Well, I had a whole bunch of stuff I needed to get done this weekend. The problem was, it was sunny.
And I found myself completely immersed in watching Jazz, my 6 month-old tabby, chasing butterflies and bugs on the patio. “Let’s play!” is Jazz’ perpetual life motto. He’s spring-loaded with kitten energy, gets into everything, is quick as lightning, chases anything that moves, jumps straight up 4 feet off the ground. In short, Jazz is a non-stop source of make-you-laugh-out-loud kitten entertainment. As I write this, he is stalking a bee.
The amount of pleasure you can get watching this little guy is beyond ridiculous. I couldn’t stop. He had me laughing and on the edge of my seat. Watching him was way more enjoyable than anything I had planned. And then I started to feel like I was wasting time. Uh oh. I had it drummed into me from an early age that wasting time was very bad.
So I did what I often do when I want to understand something. I went to the dictionary, specifically Webster’s New World College Dictionary, second edition, my favorite. And I looked up the word “waste “.

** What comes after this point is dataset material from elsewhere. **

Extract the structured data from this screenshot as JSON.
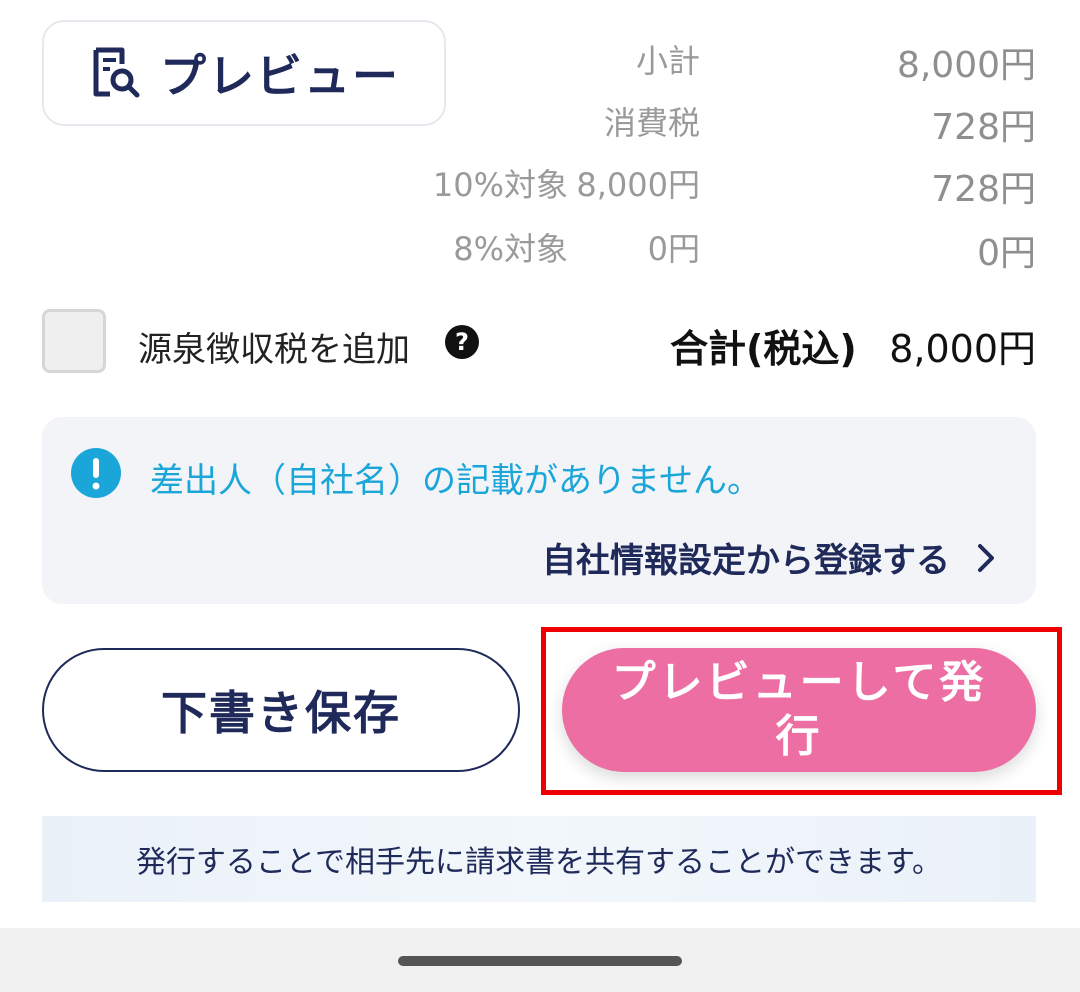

This was promising to be a fun afternoon diversion because there were 23 definitions. I really wanted to understand this word, so I read all of them.
It was rather eye-opening. Waste comes from the Latin word vastus meaning “empty”. The main concept of waste is to use up or spend without real gain. I had never thought about the “without real gain” part. Somehow I always thought of wasting time as simply not doing what I was supposed to be doing. But, now that I think about it, much of my life, especially my early life, when I was told I was wasting time, it was always about my not doing somebody else’s idea of what I was supposed to be doing. Frequently it wasn’t about my idea of what I was supposed to be doing at all.
Frankly, in school they don’t let you have too many of your own ideas about what you’re supposed to be doing. They tell you you’re too young to know. They structure every minute for you without consulting you too much.
Which, by the way, is one reason why people who have a lot of their own ideas drop out of school. They get tired of doing what someone else thinks they’re supposed to be doing and start doing what they think they’re supposed to be doing, which makes them not fit in anymore. Frequently, they don’t care about fitting in and go on to become successes.
So, studying the definition of “waste” in the dictionary, I realized that, whether or not I’m wasting time has to do with whether or not I’m gaining anything, whether or not I’m getting anything out of it. I realized that only I can decide that.
I realized that much of what I thought was wasting time actually wasn’t. Because I was gaining so much happiness and pleasure out of doing it. It was far from empty. I realized that, for me, the true definition of wasting time is doing what someone else thinks I’m supposed to be doing.
It was with a great sense of relief I went back to playing with the conquistador Jazzy Tabby, listening to music and enjoying the sunshine on my patio. It truly was a day spent doing the opposite of wasting time.
I hope this helps you get great pleasure from your own “watching a kitten chase bugs on a sunny patio” moments. May you have many of them.
One thought on “What is wasting time anyway, and why do I like it so much?”
LikeLiked by 1 person